- _TASK_:
What lines of the data below hold the string "time"? Copy each one out.
───── TASK INPUTS
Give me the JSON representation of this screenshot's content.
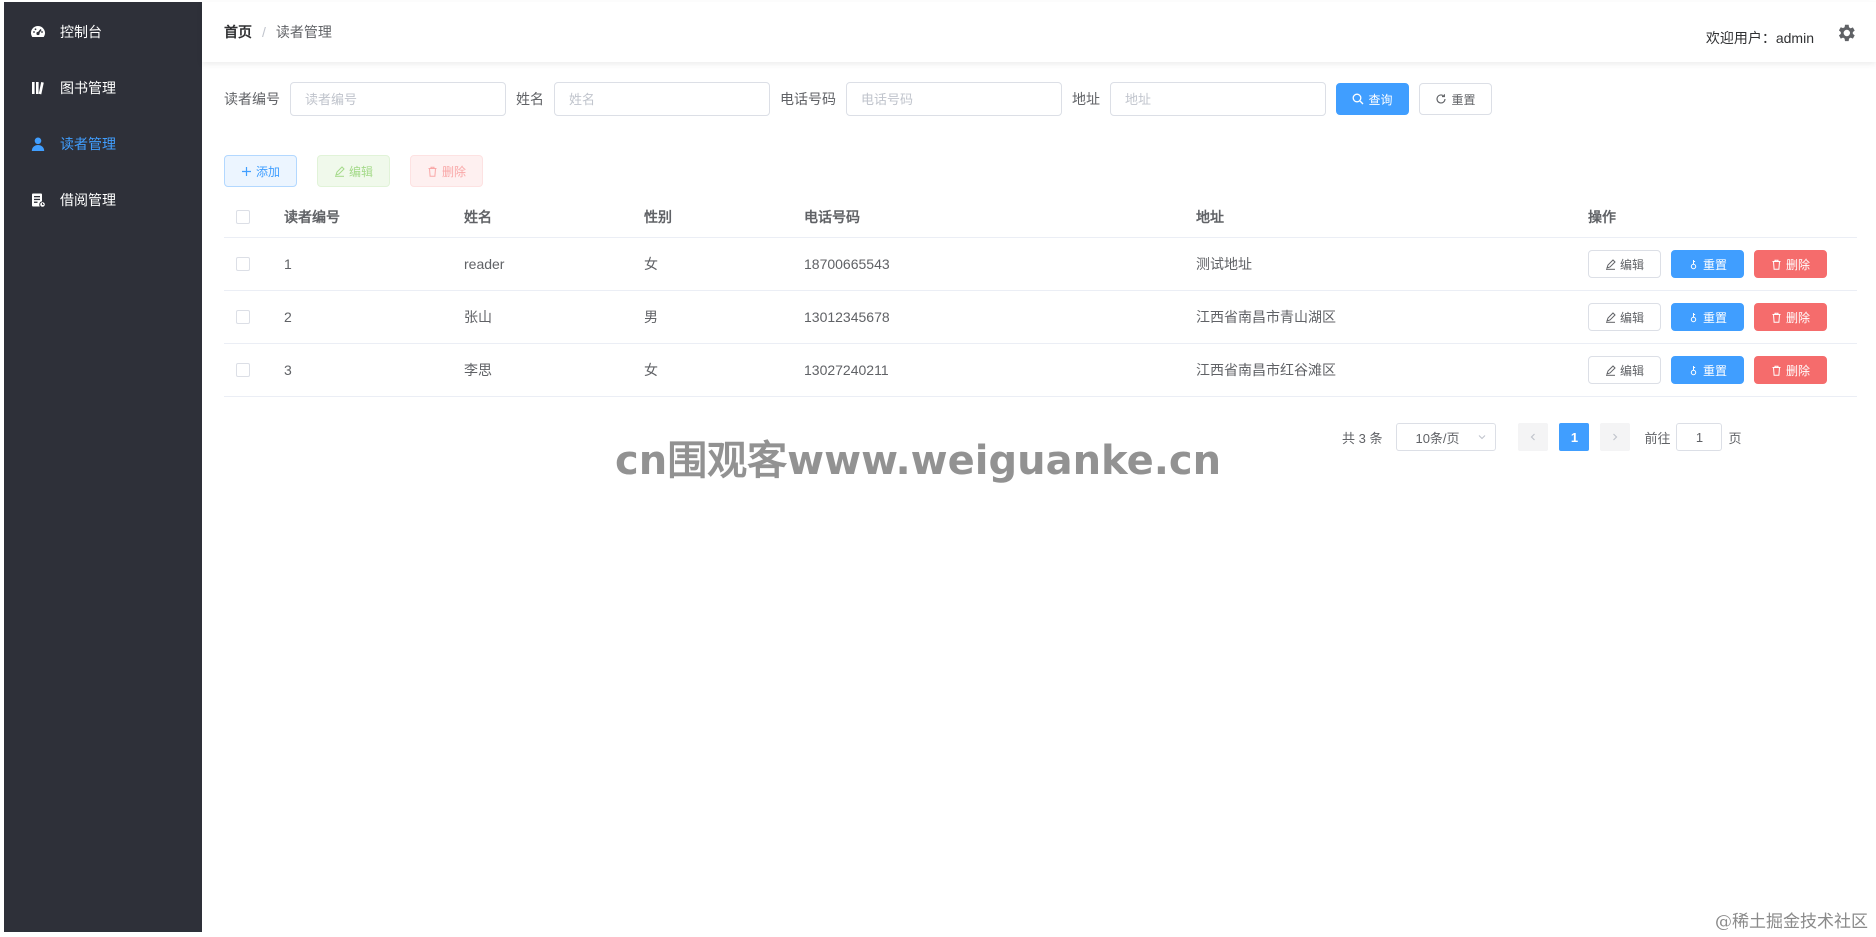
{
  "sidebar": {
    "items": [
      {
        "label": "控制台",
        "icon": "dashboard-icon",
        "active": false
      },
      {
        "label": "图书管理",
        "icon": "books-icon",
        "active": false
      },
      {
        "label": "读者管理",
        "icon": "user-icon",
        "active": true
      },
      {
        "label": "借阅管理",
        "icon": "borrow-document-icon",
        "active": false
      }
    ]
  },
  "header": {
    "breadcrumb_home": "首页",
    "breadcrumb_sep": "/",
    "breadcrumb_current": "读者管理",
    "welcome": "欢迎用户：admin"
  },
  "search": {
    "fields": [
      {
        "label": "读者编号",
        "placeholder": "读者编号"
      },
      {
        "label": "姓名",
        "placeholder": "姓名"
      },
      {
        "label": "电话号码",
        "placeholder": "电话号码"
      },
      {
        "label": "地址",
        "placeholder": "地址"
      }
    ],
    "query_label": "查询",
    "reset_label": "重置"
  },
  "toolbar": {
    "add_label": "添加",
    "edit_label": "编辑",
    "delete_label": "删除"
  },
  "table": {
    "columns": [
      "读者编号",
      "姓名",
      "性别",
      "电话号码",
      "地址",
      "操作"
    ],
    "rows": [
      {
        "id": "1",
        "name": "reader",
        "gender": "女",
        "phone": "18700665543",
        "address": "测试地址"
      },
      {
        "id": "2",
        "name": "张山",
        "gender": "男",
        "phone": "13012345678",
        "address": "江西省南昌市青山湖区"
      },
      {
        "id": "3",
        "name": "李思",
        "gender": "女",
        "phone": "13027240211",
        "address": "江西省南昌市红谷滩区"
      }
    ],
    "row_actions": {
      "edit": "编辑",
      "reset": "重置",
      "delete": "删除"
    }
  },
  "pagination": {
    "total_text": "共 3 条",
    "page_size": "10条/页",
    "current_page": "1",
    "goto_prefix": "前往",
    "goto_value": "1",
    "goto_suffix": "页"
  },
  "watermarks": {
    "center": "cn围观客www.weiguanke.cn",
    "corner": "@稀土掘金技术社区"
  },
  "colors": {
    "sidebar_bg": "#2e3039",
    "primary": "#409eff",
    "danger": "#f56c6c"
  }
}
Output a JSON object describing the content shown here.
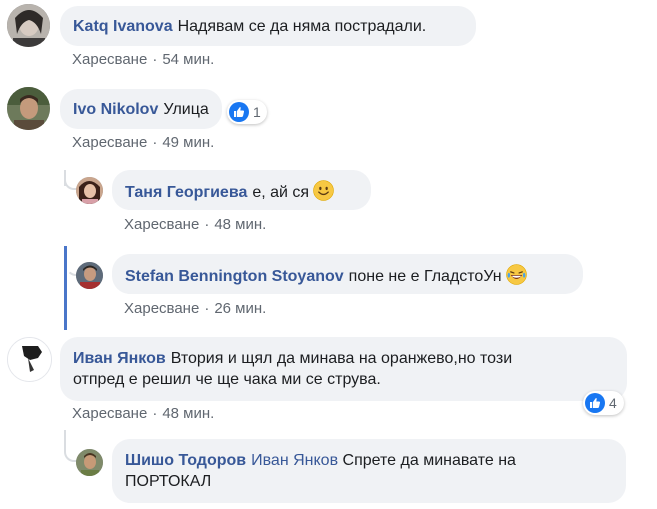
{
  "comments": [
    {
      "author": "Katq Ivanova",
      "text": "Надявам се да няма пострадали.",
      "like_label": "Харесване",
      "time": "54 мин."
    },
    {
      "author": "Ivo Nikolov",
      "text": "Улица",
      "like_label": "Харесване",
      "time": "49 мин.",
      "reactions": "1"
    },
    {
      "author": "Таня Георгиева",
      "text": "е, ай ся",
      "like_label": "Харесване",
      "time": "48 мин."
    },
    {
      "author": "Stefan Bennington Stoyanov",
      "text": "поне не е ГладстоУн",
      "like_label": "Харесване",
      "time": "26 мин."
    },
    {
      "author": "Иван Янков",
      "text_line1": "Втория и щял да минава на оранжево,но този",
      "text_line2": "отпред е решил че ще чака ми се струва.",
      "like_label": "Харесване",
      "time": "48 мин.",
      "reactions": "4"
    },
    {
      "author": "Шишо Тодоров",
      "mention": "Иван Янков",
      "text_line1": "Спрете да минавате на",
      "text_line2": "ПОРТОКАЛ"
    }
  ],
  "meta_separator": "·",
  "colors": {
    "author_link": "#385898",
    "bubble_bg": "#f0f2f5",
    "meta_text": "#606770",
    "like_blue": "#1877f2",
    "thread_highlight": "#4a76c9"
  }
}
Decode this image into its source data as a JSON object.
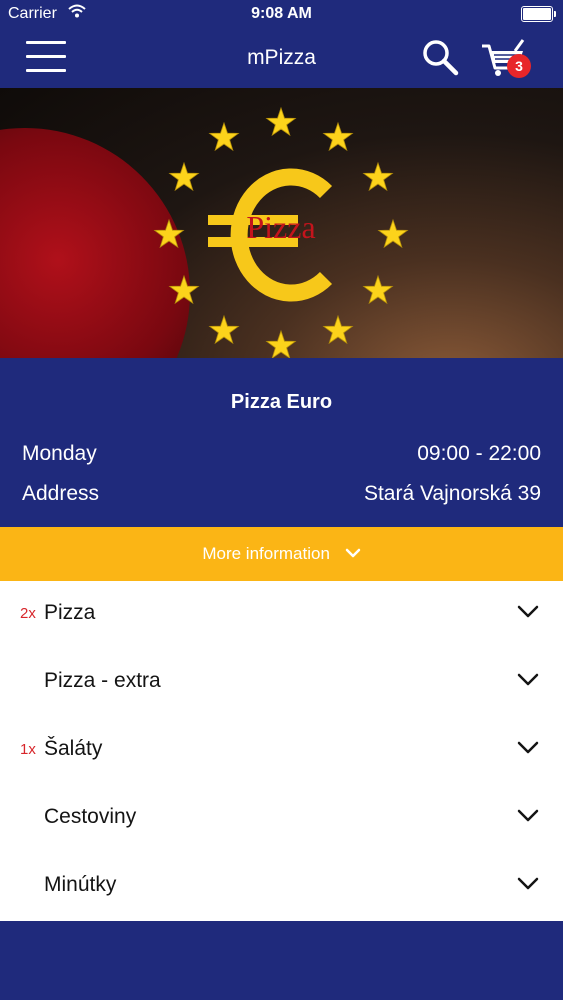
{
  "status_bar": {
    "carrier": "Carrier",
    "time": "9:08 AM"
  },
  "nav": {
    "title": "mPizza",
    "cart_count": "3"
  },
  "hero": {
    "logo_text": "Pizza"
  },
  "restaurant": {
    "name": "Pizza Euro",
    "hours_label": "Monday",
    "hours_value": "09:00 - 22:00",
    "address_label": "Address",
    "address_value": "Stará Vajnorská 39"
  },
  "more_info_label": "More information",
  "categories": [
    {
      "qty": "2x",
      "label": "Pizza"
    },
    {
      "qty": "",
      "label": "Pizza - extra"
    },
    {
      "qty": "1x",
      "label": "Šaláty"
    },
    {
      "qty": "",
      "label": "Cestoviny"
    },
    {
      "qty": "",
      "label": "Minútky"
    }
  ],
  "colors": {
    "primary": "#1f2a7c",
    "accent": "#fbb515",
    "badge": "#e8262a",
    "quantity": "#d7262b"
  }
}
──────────
- _YOUR RESPONSE_:
      "time": "54 мин."
      "time": "49 мин.",
      "time": "48 мин."
      "time": "26 мин."
      "time": "48 мин.",
    "time": "9:08 AM"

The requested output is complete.